[AIM OF THE EXERCISE]
Whenever a line of the records below contains the word "Calm", copy that line.
** SUPPLIED DATA follows **
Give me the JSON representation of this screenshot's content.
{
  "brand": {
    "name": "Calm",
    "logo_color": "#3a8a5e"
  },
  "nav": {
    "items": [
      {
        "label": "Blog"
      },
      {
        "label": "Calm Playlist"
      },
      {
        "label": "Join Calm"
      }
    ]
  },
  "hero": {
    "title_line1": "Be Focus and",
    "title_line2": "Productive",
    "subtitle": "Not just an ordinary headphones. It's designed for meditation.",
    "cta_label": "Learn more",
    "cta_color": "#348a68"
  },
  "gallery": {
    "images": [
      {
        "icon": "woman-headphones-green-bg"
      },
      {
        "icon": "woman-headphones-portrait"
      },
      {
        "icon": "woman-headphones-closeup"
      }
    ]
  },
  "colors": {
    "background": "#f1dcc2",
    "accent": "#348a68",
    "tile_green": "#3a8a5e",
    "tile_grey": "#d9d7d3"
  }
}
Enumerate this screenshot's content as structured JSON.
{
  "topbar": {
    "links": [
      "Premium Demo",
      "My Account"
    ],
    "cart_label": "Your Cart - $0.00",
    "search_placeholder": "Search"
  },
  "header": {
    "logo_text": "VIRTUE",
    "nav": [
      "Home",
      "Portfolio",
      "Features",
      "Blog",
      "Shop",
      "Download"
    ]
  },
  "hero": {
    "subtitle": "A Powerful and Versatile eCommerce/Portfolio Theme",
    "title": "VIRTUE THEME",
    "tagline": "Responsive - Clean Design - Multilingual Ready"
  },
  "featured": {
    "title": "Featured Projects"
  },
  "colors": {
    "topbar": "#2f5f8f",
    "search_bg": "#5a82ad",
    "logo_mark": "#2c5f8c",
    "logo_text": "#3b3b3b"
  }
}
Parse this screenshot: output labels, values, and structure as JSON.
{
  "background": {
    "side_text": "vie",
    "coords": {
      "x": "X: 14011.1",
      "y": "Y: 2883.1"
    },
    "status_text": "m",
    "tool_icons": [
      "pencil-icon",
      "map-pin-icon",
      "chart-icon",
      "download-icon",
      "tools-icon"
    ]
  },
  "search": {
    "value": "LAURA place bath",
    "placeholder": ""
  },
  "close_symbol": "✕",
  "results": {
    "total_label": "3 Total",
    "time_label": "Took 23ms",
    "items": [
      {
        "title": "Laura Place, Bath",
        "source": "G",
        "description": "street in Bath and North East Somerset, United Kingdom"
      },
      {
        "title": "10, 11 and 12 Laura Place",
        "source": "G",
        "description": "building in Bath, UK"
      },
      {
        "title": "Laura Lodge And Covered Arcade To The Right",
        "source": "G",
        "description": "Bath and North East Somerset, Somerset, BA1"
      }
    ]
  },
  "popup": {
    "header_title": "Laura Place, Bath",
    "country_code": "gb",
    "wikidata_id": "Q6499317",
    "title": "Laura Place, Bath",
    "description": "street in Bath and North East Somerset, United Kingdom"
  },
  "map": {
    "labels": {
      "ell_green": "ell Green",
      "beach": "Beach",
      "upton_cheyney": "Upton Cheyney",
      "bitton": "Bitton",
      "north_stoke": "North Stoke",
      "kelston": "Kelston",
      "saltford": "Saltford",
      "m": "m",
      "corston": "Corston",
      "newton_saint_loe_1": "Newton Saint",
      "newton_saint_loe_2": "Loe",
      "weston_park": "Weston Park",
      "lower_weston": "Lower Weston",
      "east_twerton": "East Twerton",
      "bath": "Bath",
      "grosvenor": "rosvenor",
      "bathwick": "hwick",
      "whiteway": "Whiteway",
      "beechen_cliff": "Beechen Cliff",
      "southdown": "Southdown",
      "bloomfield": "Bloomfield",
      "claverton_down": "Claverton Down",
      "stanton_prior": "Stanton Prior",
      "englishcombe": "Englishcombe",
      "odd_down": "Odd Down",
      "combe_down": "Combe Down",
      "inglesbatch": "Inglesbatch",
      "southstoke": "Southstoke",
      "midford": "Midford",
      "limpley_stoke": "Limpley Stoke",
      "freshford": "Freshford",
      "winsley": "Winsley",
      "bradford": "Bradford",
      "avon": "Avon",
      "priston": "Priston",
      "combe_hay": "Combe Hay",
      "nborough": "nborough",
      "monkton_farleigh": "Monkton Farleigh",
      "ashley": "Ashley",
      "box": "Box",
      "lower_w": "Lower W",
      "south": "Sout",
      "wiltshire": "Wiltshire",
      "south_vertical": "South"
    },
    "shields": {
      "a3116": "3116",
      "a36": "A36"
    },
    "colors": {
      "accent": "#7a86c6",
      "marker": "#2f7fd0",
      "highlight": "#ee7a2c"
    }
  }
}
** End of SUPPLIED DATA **
[TASK SOLUTION]
    "name": "Calm",
        "label": "Calm Playlist"
        "label": "Join Calm"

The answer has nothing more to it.